** Opening Source material block **

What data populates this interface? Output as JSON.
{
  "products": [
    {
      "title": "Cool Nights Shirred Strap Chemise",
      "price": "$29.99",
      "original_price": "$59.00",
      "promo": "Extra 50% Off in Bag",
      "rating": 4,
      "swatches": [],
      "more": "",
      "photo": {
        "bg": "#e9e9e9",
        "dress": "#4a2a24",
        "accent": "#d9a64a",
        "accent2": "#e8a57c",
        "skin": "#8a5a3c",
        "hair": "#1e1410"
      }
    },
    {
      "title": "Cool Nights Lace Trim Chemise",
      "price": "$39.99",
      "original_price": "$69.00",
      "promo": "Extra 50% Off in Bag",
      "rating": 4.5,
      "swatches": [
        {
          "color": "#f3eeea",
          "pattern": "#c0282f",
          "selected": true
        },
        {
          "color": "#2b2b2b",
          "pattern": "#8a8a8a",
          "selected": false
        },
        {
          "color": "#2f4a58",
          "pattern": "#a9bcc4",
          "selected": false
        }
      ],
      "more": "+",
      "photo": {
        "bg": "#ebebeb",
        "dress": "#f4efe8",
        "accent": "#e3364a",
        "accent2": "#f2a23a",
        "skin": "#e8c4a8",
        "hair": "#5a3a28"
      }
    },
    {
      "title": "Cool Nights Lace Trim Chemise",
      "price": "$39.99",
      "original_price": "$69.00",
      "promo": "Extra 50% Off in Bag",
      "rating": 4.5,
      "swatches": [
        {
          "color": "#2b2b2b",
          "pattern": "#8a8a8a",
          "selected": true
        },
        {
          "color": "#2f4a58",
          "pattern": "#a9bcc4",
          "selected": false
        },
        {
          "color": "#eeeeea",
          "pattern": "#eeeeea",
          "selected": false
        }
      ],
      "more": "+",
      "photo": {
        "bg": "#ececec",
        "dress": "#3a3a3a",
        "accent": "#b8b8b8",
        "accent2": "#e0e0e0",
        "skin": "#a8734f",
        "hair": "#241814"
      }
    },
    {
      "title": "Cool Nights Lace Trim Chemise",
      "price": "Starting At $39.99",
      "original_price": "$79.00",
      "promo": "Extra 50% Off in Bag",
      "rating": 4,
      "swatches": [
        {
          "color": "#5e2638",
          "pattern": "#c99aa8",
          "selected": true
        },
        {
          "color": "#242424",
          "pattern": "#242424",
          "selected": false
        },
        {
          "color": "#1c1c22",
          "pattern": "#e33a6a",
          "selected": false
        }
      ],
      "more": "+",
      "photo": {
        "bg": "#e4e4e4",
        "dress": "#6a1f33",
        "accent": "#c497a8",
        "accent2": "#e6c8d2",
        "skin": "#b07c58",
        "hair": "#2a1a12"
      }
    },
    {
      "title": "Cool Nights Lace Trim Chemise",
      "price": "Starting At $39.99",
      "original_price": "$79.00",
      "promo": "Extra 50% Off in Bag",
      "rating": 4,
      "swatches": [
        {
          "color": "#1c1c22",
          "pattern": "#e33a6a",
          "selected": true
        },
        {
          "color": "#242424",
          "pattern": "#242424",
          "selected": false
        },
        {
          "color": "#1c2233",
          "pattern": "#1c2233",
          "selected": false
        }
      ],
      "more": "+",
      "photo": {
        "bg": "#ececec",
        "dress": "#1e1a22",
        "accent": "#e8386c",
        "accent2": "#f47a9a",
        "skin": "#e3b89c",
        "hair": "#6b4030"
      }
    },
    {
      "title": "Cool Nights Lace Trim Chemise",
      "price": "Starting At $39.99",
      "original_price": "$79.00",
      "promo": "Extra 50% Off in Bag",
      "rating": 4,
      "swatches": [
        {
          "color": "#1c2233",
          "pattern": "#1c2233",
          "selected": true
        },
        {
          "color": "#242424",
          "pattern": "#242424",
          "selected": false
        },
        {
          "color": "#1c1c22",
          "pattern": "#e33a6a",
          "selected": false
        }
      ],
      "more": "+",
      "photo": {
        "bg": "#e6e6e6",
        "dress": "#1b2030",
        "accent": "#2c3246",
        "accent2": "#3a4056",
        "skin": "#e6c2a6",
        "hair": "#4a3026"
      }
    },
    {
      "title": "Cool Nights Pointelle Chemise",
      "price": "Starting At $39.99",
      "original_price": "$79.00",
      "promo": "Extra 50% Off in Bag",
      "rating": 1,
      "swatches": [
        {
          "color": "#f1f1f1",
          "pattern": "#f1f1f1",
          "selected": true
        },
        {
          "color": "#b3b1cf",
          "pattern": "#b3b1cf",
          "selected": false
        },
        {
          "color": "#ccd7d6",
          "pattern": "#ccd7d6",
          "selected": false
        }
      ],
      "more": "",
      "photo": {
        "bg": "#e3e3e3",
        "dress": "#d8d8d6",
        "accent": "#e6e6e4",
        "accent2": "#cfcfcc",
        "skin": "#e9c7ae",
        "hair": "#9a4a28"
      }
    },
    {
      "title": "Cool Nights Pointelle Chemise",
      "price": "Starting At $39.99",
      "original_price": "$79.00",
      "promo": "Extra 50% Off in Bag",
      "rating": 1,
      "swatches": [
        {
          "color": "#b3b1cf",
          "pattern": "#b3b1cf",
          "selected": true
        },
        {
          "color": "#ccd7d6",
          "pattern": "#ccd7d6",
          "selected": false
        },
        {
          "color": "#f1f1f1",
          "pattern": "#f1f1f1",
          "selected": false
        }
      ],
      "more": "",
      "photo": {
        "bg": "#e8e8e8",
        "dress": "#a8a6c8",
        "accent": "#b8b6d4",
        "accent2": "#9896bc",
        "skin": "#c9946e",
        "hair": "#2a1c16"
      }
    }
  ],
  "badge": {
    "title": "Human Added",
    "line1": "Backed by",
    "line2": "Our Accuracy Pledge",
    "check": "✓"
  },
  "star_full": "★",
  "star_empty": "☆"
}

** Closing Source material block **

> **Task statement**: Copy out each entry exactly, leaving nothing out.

> **Solution**:
What data populates this interface? Output as JSON.
{
  "products": [
    {
      "title": "Cool Nights Shirred Strap Chemise",
      "price": "$29.99",
      "original_price": "$59.00",
      "promo": "Extra 50% Off in Bag",
      "rating": 4,
      "swatches": [],
      "more": "",
      "photo": {
        "bg": "#e9e9e9",
        "dress": "#4a2a24",
        "accent": "#d9a64a",
        "accent2": "#e8a57c",
        "skin": "#8a5a3c",
        "hair": "#1e1410"
      }
    },
    {
      "title": "Cool Nights Lace Trim Chemise",
      "price": "$39.99",
      "original_price": "$69.00",
      "promo": "Extra 50% Off in Bag",
      "rating": 4.5,
      "swatches": [
        {
          "color": "#f3eeea",
          "pattern": "#c0282f",
          "selected": true
        },
        {
          "color": "#2b2b2b",
          "pattern": "#8a8a8a",
          "selected": false
        },
        {
          "color": "#2f4a58",
          "pattern": "#a9bcc4",
          "selected": false
        }
      ],
      "more": "+",
      "photo": {
        "bg": "#ebebeb",
        "dress": "#f4efe8",
        "accent": "#e3364a",
        "accent2": "#f2a23a",
        "skin": "#e8c4a8",
        "hair": "#5a3a28"
      }
    },
    {
      "title": "Cool Nights Lace Trim Chemise",
      "price": "$39.99",
      "original_price": "$69.00",
      "promo": "Extra 50% Off in Bag",
      "rating": 4.5,
      "swatches": [
        {
          "color": "#2b2b2b",
          "pattern": "#8a8a8a",
          "selected": true
        },
        {
          "color": "#2f4a58",
          "pattern": "#a9bcc4",
          "selected": false
        },
        {
          "color": "#eeeeea",
          "pattern": "#eeeeea",
          "selected": false
        }
      ],
      "more": "+",
      "photo": {
        "bg": "#ececec",
        "dress": "#3a3a3a",
        "accent": "#b8b8b8",
        "accent2": "#e0e0e0",
        "skin": "#a8734f",
        "hair": "#241814"
      }
    },
    {
      "title": "Cool Nights Lace Trim Chemise",
      "price": "Starting At $39.99",
      "original_price": "$79.00",
      "promo": "Extra 50% Off in Bag",
      "rating": 4,
      "swatches": [
        {
          "color": "#5e2638",
          "pattern": "#c99aa8",
          "selected": true
        },
        {
          "color": "#242424",
          "pattern": "#242424",
          "selected": false
        },
        {
          "color": "#1c1c22",
          "pattern": "#e33a6a",
          "selected": false
        }
      ],
      "more": "+",
      "photo": {
        "bg": "#e4e4e4",
        "dress": "#6a1f33",
        "accent": "#c497a8",
        "accent2": "#e6c8d2",
        "skin": "#b07c58",
        "hair": "#2a1a12"
      }
    },
    {
      "title": "Cool Nights Lace Trim Chemise",
      "price": "Starting At $39.99",
      "original_price": "$79.00",
      "promo": "Extra 50% Off in Bag",
      "rating": 4,
      "swatches": [
        {
          "color": "#1c1c22",
          "pattern": "#e33a6a",
          "selected": true
        },
        {
          "color": "#242424",
          "pattern": "#242424",
          "selected": false
        },
        {
          "color": "#1c2233",
          "pattern": "#1c2233",
          "selected": false
        }
      ],
      "more": "+",
      "photo": {
        "bg": "#ececec",
        "dress": "#1e1a22",
        "accent": "#e8386c",
        "accent2": "#f47a9a",
        "skin": "#e3b89c",
        "hair": "#6b4030"
      }
    },
    {
      "title": "Cool Nights Lace Trim Chemise",
      "price": "Starting At $39.99",
      "original_price": "$79.00",
      "promo": "Extra 50% Off in Bag",
      "rating": 4,
      "swatches": [
        {
          "color": "#1c2233",
          "pattern": "#1c2233",
          "selected": true
        },
        {
          "color": "#242424",
          "pattern": "#242424",
          "selected": false
        },
        {
          "color": "#1c1c22",
          "pattern": "#e33a6a",
          "selected": false
        }
      ],
      "more": "+",
      "photo": {
        "bg": "#e6e6e6",
        "dress": "#1b2030",
        "accent": "#2c3246",
        "accent2": "#3a4056",
        "skin": "#e6c2a6",
        "hair": "#4a3026"
      }
    },
    {
      "title": "Cool Nights Pointelle Chemise",
      "price": "Starting At $39.99",
      "original_price": "$79.00",
      "promo": "Extra 50% Off in Bag",
      "rating": 1,
      "swatches": [
        {
          "color": "#f1f1f1",
          "pattern": "#f1f1f1",
          "selected": true
        },
        {
          "color": "#b3b1cf",
          "pattern": "#b3b1cf",
          "selected": false
        },
        {
          "color": "#ccd7d6",
          "pattern": "#ccd7d6",
          "selected": false
        }
      ],
      "more": "",
      "photo": {
        "bg": "#e3e3e3",
        "dress": "#d8d8d6",
        "accent": "#e6e6e4",
        "accent2": "#cfcfcc",
        "skin": "#e9c7ae",
        "hair": "#9a4a28"
      }
    },
    {
      "title": "Cool Nights Pointelle Chemise",
      "price": "Starting At $39.99",
      "original_price": "$79.00",
      "promo": "Extra 50% Off in Bag",
      "rating": 1,
      "swatches": [
        {
          "color": "#b3b1cf",
          "pattern": "#b3b1cf",
          "selected": true
        },
        {
          "color": "#ccd7d6",
          "pattern": "#ccd7d6",
          "selected": false
        },
        {
          "color": "#f1f1f1",
          "pattern": "#f1f1f1",
          "selected": false
        }
      ],
      "more": "",
      "photo": {
        "bg": "#e8e8e8",
        "dress": "#a8a6c8",
        "accent": "#b8b6d4",
        "accent2": "#9896bc",
        "skin": "#c9946e",
        "hair": "#2a1c16"
      }
    }
  ],
  "badge": {
    "title": "Human Added",
    "line1": "Backed by",
    "line2": "Our Accuracy Pledge",
    "check": "✓"
  },
  "star_full": "★",
  "star_empty": "☆"
}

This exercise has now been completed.